Epigenetic modification is an important gene regulatory mechanism and plays quintessential roles in the control of genome integrity, development, environmental responses, and diseases. Despite the large amount of studies describing altered modification patterns in abnormal developmental and pathological tissues, whether they are a cause or a consequence is poorly understood. This project dissects molecular mechanism of epigenetic regulation and functional consequences of altered epigenetic patterns under physiological conditions. Specifically, we investigate 1) how chromatin senses and memorizes the environmental stimuli; 2) how an epigenetic switch regulates developmental phase transition; and 3) how epigenetic modification safeguards the genome integrity. We use the flowering plant Arabidopsis, proved to be a robust system for mechanistic epigenetic studies, as our model system. Arabidopsis shares with mammals the common core cytosine DNA methylation machinery that is lacking in other model organisms (e.g. Saccharomyces cerevisiae, Caenorhabditis elegans, and Drosophila melanogaster). Importantly, Arabidopsis tolerates null mutations in most epigenetic regulators that are often lethal in animals, providing a significant advantage to investigate in-depth mechanisms under developmental and physiological conditions.

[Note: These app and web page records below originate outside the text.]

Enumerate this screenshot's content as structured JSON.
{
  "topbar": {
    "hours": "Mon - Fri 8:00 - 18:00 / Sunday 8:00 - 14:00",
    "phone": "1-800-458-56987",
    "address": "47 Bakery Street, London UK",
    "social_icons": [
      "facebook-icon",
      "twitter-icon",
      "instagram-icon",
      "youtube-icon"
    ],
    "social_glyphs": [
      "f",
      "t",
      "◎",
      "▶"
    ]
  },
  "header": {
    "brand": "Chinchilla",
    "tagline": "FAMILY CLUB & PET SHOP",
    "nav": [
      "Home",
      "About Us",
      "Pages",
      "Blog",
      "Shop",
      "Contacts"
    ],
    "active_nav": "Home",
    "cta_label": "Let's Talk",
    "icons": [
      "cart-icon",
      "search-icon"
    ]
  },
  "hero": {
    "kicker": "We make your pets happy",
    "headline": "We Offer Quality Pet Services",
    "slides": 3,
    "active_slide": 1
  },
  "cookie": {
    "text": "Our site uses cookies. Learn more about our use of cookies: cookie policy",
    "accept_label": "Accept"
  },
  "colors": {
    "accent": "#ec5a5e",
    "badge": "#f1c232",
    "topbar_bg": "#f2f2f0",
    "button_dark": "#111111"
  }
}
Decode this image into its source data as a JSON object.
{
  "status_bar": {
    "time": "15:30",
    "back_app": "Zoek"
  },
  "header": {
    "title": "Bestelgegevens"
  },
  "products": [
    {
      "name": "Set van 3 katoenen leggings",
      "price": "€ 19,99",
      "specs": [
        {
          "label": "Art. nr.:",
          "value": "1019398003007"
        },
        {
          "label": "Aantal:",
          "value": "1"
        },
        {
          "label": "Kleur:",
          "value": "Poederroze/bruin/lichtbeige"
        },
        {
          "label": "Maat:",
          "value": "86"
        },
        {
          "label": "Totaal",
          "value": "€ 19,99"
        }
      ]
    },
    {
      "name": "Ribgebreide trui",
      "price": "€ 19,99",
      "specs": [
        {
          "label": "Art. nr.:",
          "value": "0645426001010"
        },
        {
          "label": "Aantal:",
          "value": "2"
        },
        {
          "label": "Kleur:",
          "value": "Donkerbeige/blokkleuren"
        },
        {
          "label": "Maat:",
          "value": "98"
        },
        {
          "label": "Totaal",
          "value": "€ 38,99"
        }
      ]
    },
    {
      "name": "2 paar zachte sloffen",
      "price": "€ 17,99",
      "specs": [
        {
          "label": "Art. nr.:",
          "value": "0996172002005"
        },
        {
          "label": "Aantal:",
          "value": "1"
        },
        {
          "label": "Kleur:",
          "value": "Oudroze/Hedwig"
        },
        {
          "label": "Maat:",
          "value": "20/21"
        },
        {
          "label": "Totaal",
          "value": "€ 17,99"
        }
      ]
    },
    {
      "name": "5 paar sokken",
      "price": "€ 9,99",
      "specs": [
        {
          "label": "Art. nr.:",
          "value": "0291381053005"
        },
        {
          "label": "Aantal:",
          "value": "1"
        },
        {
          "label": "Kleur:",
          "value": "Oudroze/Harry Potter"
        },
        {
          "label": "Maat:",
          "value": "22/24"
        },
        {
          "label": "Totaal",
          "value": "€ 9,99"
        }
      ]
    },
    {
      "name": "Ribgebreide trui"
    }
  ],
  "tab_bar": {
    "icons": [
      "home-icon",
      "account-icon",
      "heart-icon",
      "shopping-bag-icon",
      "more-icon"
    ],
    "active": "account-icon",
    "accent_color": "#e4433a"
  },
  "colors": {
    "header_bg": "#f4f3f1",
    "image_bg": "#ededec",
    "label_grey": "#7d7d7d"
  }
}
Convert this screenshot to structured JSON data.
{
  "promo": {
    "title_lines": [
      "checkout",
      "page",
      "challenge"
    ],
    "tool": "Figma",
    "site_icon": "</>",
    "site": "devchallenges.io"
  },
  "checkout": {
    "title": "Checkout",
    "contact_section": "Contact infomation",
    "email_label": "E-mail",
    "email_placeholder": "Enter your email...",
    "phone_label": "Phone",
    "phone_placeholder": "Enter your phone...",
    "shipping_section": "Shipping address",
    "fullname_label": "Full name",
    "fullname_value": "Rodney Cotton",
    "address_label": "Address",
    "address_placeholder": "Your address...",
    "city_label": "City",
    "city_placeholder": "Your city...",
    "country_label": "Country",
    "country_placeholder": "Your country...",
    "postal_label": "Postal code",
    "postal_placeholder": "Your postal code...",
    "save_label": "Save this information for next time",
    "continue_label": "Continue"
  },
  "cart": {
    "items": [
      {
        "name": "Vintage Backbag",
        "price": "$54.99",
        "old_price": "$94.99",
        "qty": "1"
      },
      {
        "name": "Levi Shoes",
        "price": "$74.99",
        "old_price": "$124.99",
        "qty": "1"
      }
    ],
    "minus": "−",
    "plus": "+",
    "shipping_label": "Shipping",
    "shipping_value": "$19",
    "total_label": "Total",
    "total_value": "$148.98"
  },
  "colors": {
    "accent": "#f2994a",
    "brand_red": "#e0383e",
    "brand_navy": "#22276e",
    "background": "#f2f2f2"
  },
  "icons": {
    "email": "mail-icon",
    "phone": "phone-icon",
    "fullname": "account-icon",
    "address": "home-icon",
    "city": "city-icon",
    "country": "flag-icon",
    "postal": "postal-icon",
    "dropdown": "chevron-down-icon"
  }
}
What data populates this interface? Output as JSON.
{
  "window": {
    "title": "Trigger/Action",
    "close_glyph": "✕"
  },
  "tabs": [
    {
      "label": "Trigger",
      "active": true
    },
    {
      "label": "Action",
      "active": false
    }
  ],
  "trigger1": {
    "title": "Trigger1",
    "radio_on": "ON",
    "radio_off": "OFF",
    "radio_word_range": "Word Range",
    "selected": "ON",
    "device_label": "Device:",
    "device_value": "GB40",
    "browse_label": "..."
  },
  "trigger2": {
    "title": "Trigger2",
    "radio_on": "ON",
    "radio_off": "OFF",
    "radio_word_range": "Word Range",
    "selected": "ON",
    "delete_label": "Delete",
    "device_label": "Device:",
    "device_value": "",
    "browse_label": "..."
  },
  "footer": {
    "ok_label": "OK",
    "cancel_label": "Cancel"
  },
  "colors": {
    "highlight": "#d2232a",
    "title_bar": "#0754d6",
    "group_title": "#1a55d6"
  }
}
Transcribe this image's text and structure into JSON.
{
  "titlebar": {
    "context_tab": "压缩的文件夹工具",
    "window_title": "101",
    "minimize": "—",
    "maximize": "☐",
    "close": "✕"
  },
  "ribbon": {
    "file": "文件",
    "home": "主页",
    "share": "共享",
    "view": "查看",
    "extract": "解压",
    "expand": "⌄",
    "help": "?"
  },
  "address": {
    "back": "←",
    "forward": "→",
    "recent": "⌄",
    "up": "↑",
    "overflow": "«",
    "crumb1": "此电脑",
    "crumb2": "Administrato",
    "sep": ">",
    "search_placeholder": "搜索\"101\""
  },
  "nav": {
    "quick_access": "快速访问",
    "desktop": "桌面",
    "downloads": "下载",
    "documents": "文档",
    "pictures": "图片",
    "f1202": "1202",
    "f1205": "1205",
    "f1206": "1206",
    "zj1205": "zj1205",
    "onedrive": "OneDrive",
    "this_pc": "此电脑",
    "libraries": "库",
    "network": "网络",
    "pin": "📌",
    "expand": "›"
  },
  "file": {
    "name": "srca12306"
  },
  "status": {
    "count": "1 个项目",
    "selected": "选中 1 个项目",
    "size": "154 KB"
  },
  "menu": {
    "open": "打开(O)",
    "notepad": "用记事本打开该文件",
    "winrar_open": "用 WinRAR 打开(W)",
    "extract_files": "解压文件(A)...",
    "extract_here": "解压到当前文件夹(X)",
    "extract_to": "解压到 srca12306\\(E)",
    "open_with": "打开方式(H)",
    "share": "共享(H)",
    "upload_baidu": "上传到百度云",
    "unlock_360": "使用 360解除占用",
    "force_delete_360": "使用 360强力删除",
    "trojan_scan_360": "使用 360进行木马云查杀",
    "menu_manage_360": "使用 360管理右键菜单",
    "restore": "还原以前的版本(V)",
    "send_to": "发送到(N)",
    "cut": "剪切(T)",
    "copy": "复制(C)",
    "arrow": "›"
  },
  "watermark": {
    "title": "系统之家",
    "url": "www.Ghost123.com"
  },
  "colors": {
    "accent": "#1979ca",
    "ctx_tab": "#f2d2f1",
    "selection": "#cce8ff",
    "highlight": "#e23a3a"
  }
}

As we probe basic principles governing epigenetic regulation that are conserved across eukaryotic organisms, knowledge acquired from our pioneering studies in Arabidopsis will help accelerate progress in deciphering the relevant mechanisms in human. In-depth mechanistic knowledge is crucial for understanding how epigenetic modification contributes to developmental defects and disease. Such knowledge will provide the necessary insight to develop new medicines that target the respective epigenetic processes.
2017 - presentpresent